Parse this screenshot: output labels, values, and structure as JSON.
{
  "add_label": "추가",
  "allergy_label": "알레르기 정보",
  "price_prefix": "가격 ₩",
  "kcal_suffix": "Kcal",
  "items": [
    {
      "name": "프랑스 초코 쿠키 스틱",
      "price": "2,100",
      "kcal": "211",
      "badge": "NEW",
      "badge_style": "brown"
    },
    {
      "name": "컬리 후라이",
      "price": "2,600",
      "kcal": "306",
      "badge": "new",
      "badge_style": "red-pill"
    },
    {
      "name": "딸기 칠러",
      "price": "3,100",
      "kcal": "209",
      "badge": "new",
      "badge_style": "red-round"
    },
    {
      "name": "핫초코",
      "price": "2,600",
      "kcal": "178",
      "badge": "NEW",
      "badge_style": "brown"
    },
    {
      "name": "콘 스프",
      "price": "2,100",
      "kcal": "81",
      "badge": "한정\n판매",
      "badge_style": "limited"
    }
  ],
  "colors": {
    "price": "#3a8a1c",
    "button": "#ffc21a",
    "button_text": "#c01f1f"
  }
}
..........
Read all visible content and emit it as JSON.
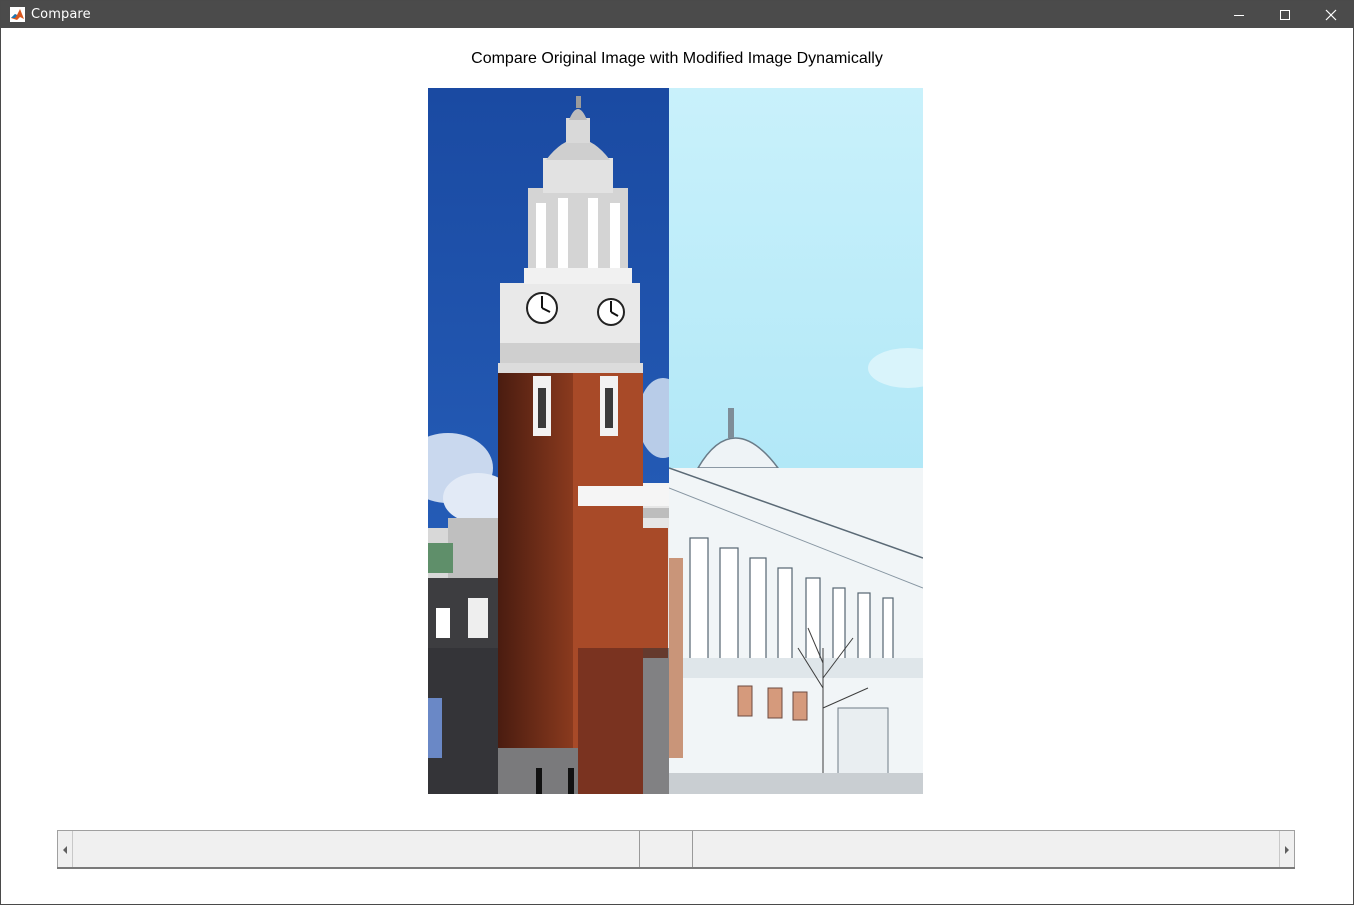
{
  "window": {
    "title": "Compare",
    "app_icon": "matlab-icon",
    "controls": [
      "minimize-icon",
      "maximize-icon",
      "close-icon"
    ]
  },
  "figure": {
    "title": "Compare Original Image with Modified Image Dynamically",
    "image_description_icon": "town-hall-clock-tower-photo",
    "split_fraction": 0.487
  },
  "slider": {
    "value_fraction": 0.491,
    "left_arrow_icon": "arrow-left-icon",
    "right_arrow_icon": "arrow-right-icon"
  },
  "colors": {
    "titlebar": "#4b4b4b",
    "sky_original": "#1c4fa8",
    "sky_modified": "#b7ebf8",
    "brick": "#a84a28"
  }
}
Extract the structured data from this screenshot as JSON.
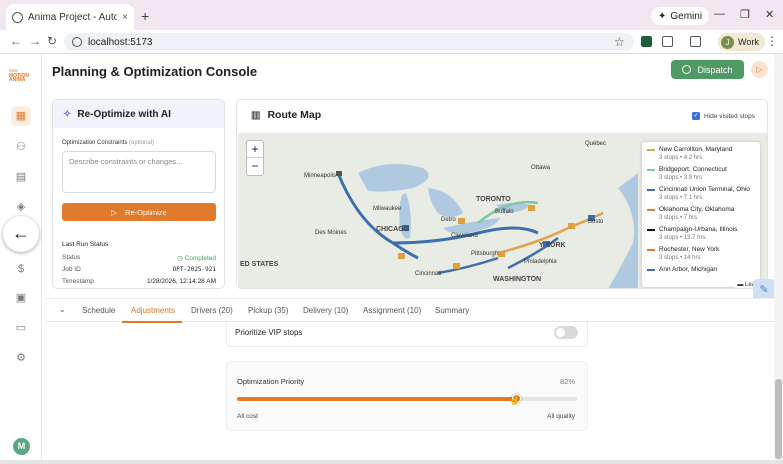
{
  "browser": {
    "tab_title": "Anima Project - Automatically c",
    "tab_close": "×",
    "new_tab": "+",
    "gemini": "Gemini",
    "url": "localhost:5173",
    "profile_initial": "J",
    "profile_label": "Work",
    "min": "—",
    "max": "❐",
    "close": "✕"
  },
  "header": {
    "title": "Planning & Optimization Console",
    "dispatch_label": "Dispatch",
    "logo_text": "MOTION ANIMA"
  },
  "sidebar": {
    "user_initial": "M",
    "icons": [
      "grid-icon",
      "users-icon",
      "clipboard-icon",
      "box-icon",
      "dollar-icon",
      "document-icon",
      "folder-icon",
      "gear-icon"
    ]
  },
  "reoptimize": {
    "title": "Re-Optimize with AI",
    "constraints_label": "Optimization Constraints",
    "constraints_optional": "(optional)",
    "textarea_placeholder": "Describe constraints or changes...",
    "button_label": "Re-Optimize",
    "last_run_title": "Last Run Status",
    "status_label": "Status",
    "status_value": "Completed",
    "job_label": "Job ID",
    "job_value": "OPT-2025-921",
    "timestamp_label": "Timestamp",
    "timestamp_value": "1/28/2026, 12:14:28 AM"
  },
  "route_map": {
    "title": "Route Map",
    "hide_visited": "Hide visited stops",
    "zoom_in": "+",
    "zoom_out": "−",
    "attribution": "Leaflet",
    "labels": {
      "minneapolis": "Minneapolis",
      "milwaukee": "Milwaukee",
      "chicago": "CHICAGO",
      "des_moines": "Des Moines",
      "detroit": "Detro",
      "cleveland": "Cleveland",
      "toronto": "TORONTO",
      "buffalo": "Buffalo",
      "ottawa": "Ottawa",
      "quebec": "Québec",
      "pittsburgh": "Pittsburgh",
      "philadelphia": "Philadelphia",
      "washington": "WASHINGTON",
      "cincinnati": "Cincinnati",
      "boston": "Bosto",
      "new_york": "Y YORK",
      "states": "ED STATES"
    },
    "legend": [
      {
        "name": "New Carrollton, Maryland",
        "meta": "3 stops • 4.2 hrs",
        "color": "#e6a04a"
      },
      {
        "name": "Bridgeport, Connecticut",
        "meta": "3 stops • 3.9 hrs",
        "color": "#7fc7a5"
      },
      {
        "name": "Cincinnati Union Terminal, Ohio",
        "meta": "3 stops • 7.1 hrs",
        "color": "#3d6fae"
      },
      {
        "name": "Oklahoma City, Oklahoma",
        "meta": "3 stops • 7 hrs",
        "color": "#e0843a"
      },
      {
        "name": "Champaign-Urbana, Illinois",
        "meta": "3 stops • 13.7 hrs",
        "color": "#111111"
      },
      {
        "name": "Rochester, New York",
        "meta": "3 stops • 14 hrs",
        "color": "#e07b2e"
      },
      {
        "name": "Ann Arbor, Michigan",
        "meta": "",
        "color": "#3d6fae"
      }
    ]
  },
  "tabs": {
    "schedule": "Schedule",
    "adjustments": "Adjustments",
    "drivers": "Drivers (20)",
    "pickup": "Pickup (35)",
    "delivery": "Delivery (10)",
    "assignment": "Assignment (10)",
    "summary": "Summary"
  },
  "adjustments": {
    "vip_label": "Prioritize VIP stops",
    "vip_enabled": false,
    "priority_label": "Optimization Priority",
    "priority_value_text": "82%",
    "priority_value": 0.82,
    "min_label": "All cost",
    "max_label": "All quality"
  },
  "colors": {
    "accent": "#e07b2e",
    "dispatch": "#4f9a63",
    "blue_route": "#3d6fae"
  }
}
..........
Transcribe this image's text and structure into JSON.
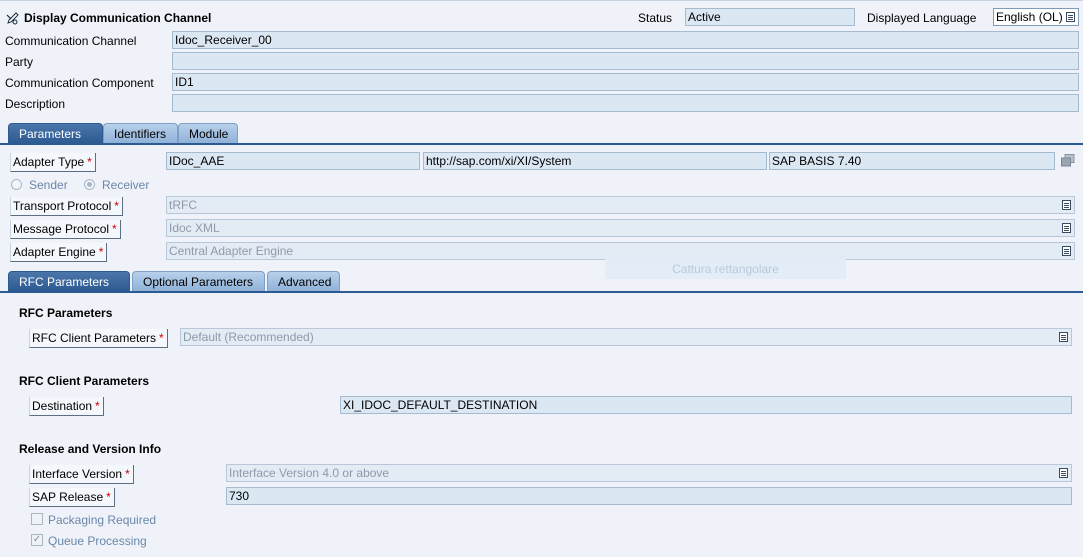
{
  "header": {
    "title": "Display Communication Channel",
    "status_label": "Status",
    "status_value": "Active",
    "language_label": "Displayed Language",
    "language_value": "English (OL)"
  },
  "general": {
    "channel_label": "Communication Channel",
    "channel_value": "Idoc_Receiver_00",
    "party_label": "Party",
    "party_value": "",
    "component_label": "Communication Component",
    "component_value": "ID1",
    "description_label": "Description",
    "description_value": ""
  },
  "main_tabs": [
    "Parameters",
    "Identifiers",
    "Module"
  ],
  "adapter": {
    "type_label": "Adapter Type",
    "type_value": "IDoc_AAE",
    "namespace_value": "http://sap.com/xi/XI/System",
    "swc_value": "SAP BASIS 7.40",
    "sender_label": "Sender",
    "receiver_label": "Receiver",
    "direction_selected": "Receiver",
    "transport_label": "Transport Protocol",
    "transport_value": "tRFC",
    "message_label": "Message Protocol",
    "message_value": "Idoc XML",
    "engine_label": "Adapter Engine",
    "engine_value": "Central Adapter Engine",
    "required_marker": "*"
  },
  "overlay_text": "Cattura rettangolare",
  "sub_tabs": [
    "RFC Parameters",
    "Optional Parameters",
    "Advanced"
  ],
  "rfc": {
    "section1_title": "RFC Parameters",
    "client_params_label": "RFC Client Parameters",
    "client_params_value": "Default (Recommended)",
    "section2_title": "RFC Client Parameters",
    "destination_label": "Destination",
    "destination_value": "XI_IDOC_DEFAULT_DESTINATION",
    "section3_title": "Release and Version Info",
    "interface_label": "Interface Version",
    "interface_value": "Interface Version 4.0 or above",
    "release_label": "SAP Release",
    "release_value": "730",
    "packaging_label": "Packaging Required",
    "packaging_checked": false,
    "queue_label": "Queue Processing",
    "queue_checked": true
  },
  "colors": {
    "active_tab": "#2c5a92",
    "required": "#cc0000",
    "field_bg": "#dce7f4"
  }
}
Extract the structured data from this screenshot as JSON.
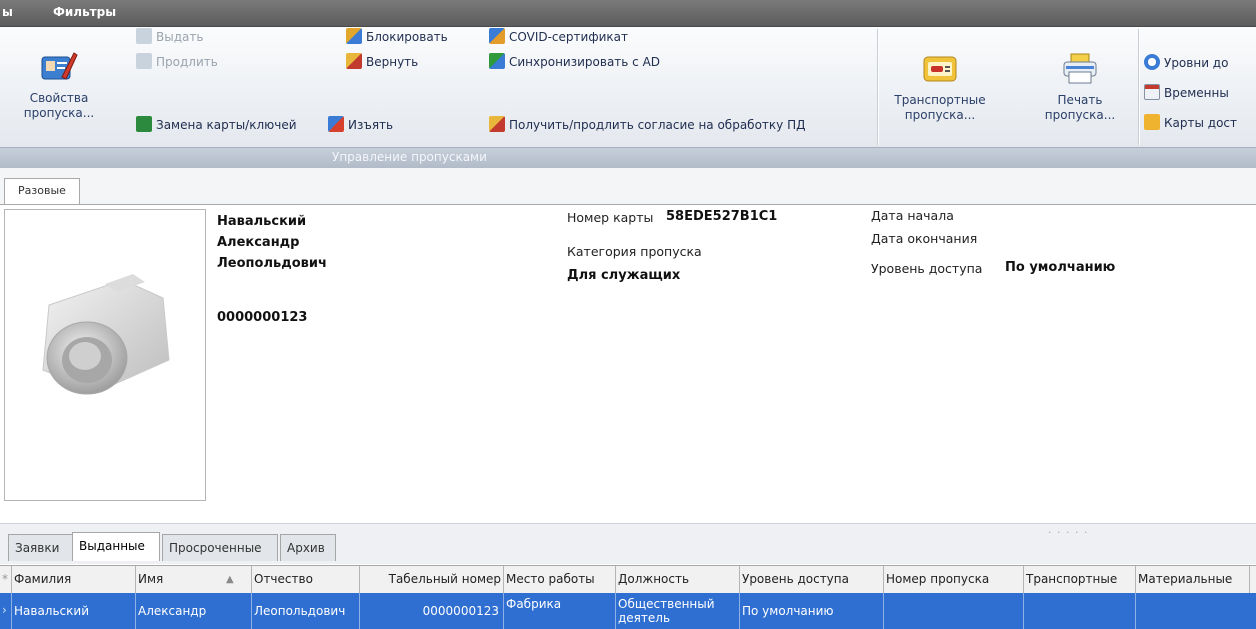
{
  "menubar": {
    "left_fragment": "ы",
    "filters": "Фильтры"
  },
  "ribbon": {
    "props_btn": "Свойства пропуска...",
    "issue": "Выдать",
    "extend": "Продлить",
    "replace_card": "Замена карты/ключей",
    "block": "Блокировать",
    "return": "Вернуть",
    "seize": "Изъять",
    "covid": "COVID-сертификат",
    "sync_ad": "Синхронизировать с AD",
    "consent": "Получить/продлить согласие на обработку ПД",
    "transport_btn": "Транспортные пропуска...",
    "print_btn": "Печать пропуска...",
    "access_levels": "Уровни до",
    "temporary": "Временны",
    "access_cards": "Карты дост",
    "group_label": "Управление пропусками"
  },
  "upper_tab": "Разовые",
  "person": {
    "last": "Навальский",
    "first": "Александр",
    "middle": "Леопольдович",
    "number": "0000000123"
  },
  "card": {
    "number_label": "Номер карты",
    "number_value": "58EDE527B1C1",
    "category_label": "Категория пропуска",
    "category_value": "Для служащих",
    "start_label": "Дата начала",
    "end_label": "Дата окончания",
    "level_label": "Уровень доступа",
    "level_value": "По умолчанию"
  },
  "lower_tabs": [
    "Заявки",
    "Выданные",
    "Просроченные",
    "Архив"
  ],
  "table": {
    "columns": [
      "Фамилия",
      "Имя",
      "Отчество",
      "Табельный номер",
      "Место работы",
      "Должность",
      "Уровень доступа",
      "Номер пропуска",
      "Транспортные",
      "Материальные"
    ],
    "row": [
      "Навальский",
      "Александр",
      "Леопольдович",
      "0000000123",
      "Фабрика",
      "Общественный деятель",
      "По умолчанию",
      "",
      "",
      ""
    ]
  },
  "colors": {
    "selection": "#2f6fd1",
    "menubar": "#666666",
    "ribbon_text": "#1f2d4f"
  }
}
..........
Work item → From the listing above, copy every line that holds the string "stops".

Answer section →
    "hide_visited": "Hide visited stops",
        "meta": "3 stops • 4.2 hrs",
        "meta": "3 stops • 3.9 hrs",
        "meta": "3 stops • 7.1 hrs",
        "meta": "3 stops • 7 hrs",
        "meta": "3 stops • 13.7 hrs",
        "meta": "3 stops • 14 hrs",
    "vip_label": "Prioritize VIP stops",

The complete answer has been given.